Usually I make an omelet with mushrooms and onions. I gave up cheese - o delicious cheese - in an apparently successful attempt to lose weight.

 My favorite: EGGS WILLOW GROVE. Made with sauteed - you choose it! - mushrooms, onions, garlic - and two fresh eggs.

Since I'm updating this post in late May, 2014, I can tell you that this portion is much more than I should eat. I've cut down on my portions and now weight 131 instead of the steady 138 I've been for many years.

Altho eggs keep quite a while, the fresh ones hold together when you crack the shell. Color of shell has nothing to do with nutritional content of egg. 


 Saute your favorite veggies in olive oil. I sprinkle peanuts on top for protein. Green and red peppers, green scallions, carrots, broccoli and cauliflower, mushrooms and celery with leaves on.

Mmmm! Make enough for several portions. It keeps well in the fridge.

C'mon over, I'll clean off the kitchen table and we'll dine together.

Into the yellow pitcher goes 'food trash,' which I dump into my compost heap.


In a big pot, saute pre-chopped peppers and onions in butter or olive oil; add a handful of mushrooms; one parsnip, if desired; then add the sodium-free veggie stock and the soymilk or almond milk. Both organic soymilk and almond milk contain sugar! BOO!

Add an entire sweet potato or yam. I leave the skin on for more nutrition.

Season with cinnamon. 

Add pecans for protein. 


Saute onions and peppers and lots of finely chopped mushrooms in butter or olive oil

Add soy or almond milk plus tangerine juice or lemon juice.

Garnish with green scallions.

May top with pecans for protein.


Truth or fiction?

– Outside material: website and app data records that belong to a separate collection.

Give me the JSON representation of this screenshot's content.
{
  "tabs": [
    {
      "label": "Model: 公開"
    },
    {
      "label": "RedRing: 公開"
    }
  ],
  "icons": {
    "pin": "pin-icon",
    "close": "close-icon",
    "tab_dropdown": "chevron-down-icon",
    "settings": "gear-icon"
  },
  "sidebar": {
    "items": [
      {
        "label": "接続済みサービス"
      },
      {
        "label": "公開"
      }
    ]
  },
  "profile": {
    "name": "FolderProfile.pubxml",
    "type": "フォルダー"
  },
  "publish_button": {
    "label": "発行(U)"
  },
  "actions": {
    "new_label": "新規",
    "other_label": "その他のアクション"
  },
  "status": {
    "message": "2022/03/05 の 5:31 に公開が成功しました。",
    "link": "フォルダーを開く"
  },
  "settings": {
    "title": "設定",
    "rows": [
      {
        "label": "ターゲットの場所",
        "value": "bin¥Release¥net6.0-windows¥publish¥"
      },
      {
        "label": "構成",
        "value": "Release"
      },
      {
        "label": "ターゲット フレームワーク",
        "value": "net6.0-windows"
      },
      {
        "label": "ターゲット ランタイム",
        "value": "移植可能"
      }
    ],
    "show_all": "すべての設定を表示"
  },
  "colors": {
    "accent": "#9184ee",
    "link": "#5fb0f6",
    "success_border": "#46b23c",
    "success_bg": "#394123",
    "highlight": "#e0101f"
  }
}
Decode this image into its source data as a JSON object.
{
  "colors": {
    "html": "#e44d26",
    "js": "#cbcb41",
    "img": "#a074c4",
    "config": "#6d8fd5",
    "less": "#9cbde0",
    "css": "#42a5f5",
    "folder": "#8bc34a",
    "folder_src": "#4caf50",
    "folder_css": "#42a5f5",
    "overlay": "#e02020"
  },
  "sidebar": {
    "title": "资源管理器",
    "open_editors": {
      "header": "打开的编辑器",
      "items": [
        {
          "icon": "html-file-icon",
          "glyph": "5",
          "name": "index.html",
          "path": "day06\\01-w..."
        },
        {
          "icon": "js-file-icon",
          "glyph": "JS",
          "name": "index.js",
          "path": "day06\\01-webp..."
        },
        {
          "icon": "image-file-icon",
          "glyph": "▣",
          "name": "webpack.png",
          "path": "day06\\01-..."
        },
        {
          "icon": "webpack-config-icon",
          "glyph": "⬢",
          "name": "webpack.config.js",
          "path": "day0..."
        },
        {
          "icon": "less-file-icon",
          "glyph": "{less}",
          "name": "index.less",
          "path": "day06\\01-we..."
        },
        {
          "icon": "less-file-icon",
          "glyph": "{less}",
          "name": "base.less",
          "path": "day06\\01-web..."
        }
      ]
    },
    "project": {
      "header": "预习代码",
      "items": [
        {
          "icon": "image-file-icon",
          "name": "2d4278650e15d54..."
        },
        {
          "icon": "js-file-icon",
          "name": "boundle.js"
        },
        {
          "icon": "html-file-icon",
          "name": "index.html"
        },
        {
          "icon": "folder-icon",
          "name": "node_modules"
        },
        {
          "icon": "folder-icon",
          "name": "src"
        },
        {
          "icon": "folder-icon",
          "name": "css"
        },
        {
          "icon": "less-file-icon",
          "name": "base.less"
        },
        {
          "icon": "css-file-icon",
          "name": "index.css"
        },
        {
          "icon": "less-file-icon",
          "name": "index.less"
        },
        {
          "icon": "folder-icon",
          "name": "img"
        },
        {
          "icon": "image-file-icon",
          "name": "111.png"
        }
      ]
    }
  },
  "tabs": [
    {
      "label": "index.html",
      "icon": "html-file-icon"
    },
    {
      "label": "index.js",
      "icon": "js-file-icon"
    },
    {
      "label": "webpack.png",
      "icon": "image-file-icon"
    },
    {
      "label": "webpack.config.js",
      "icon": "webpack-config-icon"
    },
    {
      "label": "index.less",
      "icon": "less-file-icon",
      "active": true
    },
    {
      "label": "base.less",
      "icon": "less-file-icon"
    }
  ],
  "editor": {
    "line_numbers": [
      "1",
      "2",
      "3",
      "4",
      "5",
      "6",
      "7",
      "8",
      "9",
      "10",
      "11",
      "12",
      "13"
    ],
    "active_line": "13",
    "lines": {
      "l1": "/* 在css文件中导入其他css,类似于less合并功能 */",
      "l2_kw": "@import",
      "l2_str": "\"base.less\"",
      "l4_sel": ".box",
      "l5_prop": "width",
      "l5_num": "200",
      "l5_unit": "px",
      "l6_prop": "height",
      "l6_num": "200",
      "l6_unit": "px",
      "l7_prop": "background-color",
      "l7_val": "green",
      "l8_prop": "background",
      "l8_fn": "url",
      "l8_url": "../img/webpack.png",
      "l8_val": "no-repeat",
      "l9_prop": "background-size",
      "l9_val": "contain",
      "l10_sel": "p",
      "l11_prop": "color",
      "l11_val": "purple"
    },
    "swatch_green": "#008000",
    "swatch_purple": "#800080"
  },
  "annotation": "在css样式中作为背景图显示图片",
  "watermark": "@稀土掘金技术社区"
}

Immigrants who came to America soon adopted the unhealthy American diet. They stopped eating cabbage and in a generation or two, began to die of cancer.

I make my cabbage soup with chopped purple cabbage, garlic, and onions, all of which I saute in olive oil or butter. My stock is water.

Because the soup contains no protein, you can eat a scoop of peanut butter or eat it on a Triscuit Cracker, the only cracker I've found that has no sugar.


Chopped butternut squash, onions, peppers, and five scallops, chopped finely. Almond or soy milk. Leave out scallops for a vegetarian meal.


At Mom's house, split pea soup is a tradition. I make mine with either dried green or dried yellow split peas. I add the usual suspects - onions, peppers, and pre-chopped carrots - and, if desired, dried chick peas, plus spinach. Turmeric adds a nice yellow color plus is flavoricious!

WATCH OUT! When you cook peas or beans, make sure your pot doesn't boileth over with foam, thinking it's a calorie-loaded latte.


All my GOMBS are in here: Greens, Onions (green scallions), Mushrooms, Beans and berries (I use frozen blueberries) and Sunflower Seeds. Also, cut-up artichokes.

Again, make at least four servings, which keep well in the fridge. 


 Grated nutmeg adds a nice flavor to the soup, which tastes deliciously sweet. See the nutmeg grater? My daughter Sarah bought it for me as a gift.
 Into my Slo-Cooker, I put everything and set on High.

The 'cream' is soy milk and rice milk.


Scott and I make our own pizza. We buy a ready-made Boboli whole-wheat pizza crust 
and top it with olive oil, pizza sauce, veggies and cheese.

Better than a bought-pizza!

In my freezer, I stock

and also their spinach patties.

Fresh scallops sauteed in butter, add mushrooms and onions. These green olives, from Whole Foods, have barely any salt.


 Celery and peanut butter.


Peanuts, Pecans, Sunflower Seeds, Punkin Seeds, and Whole Grain Pretzels with Salt.

New Addition: Exactly one dried apricot cut into bite-sized pieces.

Excusez-moi! My Trail Mix is calling!

1 comment:

  1. Now you made me hungry, except I have a cold and maybwewill just have some soup. Loved Sarah's piece!